I often use this exercise as a quick left-hand warmup. It's great for loosening up your left hand, especially for more complicated chordal work. It's also an excellent study for left-hand coordination and control. The concept is to play chromatic octaves starting on the low open E string entirely in first position. We will move up chromatically starting on the low E up to the G# on the first fret of the third string.
As I was walking around, I heard a violinist playing these wild exercises-he was wailing! I thought it would be really cool to adapt those licks to the guitar. Since the violinist didn't speak any English, I had to gesture for him to show me what he was doing. He gladly did, and then he showed me a bunch of variations, too. It was great; though we didn't speak, we nonetheless communicated very easily.
When studying jazz guitar, we often begin by exploring the Dorian mode when soloing over m7 chords. But, while that is a great first-choice scale, we often stop there with our explorations of m7 chord vocabulary. One of the mostly widely used scales besides Dorian to solo over m7 chords is the melodic minor scale, which is built like a Dorian but with a natural rather than a b7 note.

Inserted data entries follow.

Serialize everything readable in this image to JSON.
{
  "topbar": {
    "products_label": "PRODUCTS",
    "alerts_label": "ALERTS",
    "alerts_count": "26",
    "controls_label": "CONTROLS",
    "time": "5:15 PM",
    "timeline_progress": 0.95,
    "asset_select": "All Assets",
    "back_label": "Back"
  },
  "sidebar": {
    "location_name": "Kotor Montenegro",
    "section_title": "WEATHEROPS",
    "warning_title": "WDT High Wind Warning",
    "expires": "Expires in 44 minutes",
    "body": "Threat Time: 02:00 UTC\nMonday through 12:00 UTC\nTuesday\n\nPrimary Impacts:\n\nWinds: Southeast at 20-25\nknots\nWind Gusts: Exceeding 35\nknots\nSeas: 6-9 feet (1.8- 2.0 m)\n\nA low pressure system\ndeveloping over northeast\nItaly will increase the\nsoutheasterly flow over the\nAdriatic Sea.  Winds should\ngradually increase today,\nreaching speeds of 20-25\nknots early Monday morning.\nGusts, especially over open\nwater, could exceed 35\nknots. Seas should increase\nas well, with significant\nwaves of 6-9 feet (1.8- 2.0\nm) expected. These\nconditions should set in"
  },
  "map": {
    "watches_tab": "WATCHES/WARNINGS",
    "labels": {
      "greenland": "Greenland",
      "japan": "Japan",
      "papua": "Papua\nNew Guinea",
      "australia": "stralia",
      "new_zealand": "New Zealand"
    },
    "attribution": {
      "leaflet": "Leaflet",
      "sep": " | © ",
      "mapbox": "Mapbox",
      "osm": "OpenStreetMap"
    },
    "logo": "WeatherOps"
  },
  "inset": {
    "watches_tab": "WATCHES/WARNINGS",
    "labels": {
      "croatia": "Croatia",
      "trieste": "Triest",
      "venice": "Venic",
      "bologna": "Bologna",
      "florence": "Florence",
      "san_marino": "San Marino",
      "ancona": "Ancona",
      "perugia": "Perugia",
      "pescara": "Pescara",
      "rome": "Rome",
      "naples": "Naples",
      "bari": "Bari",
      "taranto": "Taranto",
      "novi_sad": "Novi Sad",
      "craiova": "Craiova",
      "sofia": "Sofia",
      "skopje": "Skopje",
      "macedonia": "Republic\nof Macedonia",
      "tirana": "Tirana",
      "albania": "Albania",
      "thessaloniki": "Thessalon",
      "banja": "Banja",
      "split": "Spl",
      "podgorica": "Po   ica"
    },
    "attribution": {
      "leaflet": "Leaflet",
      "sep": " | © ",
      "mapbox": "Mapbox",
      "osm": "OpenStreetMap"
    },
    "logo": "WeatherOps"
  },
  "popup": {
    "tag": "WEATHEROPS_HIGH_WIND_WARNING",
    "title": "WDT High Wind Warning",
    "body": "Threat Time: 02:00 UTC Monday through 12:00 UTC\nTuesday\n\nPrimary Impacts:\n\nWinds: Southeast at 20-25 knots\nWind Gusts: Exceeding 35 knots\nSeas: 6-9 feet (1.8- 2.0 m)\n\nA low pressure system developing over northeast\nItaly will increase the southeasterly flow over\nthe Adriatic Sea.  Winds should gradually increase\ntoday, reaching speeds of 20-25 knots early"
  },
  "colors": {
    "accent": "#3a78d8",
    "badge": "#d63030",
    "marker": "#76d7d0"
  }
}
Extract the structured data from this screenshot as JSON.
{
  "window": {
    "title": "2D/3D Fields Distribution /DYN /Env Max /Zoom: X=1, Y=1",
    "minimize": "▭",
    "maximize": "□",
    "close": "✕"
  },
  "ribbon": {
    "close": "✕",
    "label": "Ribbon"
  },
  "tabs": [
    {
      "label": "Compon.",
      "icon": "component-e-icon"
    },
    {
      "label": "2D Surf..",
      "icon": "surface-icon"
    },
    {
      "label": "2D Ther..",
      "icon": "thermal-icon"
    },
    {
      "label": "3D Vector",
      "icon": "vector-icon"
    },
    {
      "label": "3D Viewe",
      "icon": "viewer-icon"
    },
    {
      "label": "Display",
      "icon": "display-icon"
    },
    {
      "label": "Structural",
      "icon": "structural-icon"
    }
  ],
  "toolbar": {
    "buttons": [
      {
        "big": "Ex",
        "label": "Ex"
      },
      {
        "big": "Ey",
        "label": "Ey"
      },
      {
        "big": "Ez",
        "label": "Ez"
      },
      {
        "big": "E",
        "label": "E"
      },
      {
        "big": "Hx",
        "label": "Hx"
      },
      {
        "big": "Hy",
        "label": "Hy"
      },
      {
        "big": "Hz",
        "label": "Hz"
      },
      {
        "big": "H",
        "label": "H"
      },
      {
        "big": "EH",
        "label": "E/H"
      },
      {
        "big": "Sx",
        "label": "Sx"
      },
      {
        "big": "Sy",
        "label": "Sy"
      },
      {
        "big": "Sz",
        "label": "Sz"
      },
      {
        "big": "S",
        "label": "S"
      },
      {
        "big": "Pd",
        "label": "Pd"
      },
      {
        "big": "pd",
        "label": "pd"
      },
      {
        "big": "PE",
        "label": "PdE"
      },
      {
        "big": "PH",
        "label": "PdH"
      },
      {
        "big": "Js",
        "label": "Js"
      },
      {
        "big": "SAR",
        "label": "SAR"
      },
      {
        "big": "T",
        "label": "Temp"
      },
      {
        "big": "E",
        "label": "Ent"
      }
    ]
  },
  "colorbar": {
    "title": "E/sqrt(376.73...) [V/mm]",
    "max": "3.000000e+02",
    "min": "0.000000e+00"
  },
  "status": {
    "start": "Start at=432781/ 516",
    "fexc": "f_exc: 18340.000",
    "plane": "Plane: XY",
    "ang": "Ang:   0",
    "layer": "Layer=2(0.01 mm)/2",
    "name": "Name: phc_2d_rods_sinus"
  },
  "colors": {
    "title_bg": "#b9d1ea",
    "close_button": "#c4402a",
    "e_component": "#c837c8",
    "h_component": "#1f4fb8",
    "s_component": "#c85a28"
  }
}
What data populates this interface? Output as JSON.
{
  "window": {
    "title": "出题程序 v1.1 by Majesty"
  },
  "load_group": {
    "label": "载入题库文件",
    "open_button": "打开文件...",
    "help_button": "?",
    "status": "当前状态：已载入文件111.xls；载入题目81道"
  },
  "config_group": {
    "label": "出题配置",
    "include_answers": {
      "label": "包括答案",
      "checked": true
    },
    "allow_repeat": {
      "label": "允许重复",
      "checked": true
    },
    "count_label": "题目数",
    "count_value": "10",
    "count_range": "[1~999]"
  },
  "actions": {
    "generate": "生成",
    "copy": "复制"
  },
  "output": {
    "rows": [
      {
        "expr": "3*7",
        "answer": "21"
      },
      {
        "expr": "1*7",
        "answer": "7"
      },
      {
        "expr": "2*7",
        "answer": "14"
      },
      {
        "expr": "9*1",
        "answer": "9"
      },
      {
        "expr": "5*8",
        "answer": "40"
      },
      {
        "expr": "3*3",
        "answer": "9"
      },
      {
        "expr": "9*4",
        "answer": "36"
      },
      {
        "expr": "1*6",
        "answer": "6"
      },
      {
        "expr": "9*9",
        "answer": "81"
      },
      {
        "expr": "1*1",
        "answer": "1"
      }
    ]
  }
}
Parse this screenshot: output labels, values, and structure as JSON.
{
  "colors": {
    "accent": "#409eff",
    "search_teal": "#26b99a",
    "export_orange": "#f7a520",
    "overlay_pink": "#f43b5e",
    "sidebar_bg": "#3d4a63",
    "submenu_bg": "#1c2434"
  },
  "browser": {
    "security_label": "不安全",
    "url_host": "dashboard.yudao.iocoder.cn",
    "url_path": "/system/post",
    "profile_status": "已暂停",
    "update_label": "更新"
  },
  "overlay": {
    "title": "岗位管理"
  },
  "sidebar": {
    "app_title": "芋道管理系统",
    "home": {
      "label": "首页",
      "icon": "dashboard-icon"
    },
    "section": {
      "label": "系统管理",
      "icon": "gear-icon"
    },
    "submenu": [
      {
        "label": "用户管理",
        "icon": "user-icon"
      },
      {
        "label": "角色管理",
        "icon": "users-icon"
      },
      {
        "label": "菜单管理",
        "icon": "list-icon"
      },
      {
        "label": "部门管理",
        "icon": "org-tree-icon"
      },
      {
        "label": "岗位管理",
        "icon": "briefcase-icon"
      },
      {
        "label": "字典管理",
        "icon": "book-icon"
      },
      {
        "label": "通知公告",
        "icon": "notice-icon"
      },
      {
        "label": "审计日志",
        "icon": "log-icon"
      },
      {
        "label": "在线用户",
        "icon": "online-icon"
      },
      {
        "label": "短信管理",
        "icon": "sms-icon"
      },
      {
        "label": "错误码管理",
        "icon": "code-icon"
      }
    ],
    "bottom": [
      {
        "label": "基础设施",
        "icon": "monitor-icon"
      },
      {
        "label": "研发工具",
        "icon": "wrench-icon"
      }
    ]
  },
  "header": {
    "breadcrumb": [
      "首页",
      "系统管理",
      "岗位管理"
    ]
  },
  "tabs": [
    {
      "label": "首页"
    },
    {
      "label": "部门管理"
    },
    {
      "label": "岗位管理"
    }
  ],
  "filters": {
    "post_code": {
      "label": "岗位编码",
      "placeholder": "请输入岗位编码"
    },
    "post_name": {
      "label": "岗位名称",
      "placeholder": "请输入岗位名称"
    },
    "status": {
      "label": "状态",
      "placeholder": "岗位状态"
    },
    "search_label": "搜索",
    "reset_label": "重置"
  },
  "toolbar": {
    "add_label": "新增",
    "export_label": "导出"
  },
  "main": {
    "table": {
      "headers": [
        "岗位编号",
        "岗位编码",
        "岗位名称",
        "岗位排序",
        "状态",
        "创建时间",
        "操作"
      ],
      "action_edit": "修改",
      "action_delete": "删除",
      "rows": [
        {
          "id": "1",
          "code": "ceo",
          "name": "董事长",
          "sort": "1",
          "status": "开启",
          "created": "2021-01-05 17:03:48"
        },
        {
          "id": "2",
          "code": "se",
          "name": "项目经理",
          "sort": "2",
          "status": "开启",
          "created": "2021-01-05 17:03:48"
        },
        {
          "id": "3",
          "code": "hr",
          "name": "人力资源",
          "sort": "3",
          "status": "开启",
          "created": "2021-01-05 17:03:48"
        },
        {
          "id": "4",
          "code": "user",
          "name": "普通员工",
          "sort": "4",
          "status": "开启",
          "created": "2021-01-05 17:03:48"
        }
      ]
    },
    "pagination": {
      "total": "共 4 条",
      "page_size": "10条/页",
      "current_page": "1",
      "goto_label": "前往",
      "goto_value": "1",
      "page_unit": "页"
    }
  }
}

For most of the past five decades, British guitarist Eric Clapton has been at the forefront of blues/rock guitar playing. Though he has incorporated many different stylistic elements into his music during his long and very successful career, Clapton’s legacy was forged long ago on his brilliance as a virtuoso soloist, and he will long be remembered as one of the most important and influential guitarists ever.